Networks of support in civic engagement

When I was a graduate student, I worked as a research assistant for the Talloires Network. Based at Tufts University, the Talloires Network is “an international association of institutions committed to strengthening the civic roles and social responsibilities of higher education.” With over 300 member institutions (including Duke) in 72 countries, Talloires is one of the largest, most internationally-focused higher education civic engagement networks. It is not, however, the only one. Duke is a member of multiple other civic engagement-related associations, including Campus Compact, the American Association of Colleges and Universities, the International Association for Research on Service Learning and Civic Engagement (IARSLCE), Imagining America, the Clinton Global Initiative University and The Research University Civic Engagement Network (TRUCEN).

As shown below, these networks all have different missions and goals. But why do so many of them choose the university-membership model, and why does Duke have so many “memberships”? A major advantage for Duke is that most of these memberships put us in good company. These networks all host forums and conferences, and they provide training and information on certain subjects. Imagining America, for example, held its annual conference in October. DOCE Director Megan Granda attended, and she wrote about a workshop she attended on “outcome harvesting,” an emerging assessment method that could be used to assess project outcomes in various areas at Duke. Members of these networks gain exposure to national and international experts from around the world. These networks often tout best practices, sharing what other universities are doing, and what’s working. Universities are able to learn from one another in a more coordinated way than what might be possible from more ad-hoc efforts.

University Civic Engagement Networks and their Missions

Ashoka U “catalyzes social innovation in higher education through a global network of entrepreneurial students, faculty and community leaders.”
Campus Compact “advances the public purpose of colleges and universities by deepening their ability to improve community life and to educate students for civic and social responsibility.”
Clinton Global Initiative University Network was created by President Clinton to “engage the next generation of leaders on college campuses around the world.”
Imagining America “creates democratic spaces to foster and advance publicly engaged scholarship that draws on arts, humanities, and design. We catalyze change in campus practices, structures, and policies that enables artists and scholars to thrive and contribute to community action and revitalization.”
International Association for Research on Service Learning and Civic Engagement works “to promote the development and dissemination of research on service-learning and community engagement internationally and across all levels of the education system.”
Talloires Network “is an international association of institutions committed to strengthening the civic roles and social responsibilities of higher education. We work together to implement the recommendations of the Talloires Declaration and build a global movement of engaged universities.”
The Research University Civic Engagement Network works to advance civic engagement and engaged scholarship among research universities and to create resources and models for use across higher education. TRUCEN calls upon research university colleagues to embrace a bold vision for civic and community engagement and work to bring it about.”

In a broader sense, most universities are likely members of hundreds – maybe thousands? – of associations. Duke departments are certified by various professional boards.

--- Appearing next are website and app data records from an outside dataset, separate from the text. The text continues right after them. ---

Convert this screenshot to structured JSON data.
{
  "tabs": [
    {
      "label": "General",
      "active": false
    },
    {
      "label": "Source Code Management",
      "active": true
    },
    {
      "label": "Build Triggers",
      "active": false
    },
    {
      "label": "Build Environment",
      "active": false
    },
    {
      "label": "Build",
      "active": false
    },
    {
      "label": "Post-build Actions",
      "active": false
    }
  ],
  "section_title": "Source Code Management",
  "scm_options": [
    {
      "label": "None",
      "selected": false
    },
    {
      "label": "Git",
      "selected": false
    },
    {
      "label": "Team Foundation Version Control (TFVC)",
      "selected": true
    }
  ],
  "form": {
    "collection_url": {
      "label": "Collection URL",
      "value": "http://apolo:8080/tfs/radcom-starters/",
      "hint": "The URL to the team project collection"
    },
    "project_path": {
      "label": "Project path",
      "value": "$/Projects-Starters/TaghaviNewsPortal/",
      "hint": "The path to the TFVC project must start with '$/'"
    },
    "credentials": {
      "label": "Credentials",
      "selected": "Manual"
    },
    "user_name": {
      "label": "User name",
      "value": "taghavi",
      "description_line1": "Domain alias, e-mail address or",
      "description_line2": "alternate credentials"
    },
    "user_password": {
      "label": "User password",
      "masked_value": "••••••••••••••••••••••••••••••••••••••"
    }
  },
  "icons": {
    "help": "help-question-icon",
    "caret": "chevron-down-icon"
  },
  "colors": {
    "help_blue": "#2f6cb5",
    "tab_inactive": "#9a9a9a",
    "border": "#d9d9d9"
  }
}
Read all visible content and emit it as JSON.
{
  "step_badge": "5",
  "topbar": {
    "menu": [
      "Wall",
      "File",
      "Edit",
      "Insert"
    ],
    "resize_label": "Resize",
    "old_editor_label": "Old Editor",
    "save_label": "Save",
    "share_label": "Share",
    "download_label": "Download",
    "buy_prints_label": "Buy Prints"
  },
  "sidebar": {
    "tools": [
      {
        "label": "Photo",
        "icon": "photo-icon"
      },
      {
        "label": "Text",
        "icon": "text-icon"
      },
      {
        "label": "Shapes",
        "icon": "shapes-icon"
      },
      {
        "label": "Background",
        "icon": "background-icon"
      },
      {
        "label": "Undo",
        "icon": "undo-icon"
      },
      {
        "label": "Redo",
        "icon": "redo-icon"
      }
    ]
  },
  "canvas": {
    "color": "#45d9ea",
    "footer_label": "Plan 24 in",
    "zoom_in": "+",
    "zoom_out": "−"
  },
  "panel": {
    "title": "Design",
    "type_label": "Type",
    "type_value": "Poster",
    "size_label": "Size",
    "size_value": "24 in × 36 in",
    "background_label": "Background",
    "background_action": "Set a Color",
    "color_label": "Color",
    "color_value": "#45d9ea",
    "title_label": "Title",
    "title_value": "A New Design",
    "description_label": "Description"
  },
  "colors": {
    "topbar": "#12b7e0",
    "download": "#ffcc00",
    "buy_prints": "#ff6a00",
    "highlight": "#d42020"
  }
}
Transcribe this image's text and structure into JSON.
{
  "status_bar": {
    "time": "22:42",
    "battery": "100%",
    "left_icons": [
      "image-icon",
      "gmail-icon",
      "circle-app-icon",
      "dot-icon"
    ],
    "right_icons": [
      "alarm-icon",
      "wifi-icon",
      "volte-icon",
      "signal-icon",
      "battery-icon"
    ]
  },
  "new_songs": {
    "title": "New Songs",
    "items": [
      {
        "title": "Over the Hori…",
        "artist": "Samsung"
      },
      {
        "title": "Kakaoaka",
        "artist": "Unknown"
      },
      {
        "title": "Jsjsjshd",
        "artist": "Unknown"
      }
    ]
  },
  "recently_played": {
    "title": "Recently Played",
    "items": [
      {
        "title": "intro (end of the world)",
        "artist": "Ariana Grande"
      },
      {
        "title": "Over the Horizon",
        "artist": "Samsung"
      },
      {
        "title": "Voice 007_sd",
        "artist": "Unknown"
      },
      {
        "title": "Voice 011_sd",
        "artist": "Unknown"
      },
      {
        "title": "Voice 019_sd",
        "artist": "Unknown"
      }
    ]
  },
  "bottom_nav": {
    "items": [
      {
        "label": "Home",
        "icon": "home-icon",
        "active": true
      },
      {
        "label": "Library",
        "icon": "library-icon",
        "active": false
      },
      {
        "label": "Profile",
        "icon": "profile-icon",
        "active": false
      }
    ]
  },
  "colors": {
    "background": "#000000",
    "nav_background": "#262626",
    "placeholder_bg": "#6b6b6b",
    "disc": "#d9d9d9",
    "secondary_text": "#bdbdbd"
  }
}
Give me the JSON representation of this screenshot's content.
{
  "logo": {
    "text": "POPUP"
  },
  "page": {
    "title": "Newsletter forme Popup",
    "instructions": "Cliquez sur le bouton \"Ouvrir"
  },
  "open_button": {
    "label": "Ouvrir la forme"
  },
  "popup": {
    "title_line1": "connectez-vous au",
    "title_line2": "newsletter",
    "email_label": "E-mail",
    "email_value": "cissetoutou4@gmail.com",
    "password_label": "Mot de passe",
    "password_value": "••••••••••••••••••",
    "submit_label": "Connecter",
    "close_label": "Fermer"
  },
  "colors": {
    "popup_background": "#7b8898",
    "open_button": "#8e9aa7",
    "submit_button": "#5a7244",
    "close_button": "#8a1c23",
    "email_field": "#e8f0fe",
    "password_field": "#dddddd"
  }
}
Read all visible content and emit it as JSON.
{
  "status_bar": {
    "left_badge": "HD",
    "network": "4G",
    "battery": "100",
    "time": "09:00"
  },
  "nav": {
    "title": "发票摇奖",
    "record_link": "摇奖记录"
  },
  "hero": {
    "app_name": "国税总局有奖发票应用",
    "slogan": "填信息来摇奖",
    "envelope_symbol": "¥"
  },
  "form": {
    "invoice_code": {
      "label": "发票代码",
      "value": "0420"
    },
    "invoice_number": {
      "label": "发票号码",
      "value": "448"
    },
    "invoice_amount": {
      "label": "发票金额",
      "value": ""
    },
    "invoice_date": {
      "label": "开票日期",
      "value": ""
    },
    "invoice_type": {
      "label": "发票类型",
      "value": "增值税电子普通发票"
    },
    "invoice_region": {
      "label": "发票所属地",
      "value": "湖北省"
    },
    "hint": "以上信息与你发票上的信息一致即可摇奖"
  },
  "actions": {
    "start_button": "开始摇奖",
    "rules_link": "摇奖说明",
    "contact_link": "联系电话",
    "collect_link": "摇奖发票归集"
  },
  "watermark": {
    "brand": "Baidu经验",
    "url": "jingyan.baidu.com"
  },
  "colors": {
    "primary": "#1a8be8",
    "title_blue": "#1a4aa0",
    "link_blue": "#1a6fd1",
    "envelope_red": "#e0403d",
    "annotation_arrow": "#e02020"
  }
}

Athletic teams are members of conferences and divisions – even the NCAA is a network, in a sense. The medical school and the hospital undoubtedly have a vast number of certifications, memberships and associations. Many of these associations denote excellence, whether in athletics, academics or civic engagement.

Large gatherings of network members can bring about discussion, analysis and innovation in the ways we engage. This week, Talloires Network is convening members from across the world for its Network Leaders Conference in South Africa. Conferences like this one – and the North Carolina Campus Compact meeting in February, the Clinton Global Initiative University national meeting in March and many others throughout the year – bring together civic engagement professionals and create a community of practice similar to those that exist in other disciplines.

As a member of these networks, Duke has access to research and resources that allow us to engage in our communities, meaningfully and intentionally. For all the ways we engage through Duke, collaboration and discussion with high-level peer institutions can allow us to continue to build and refine the initiatives that make us national leaders in civic engagement.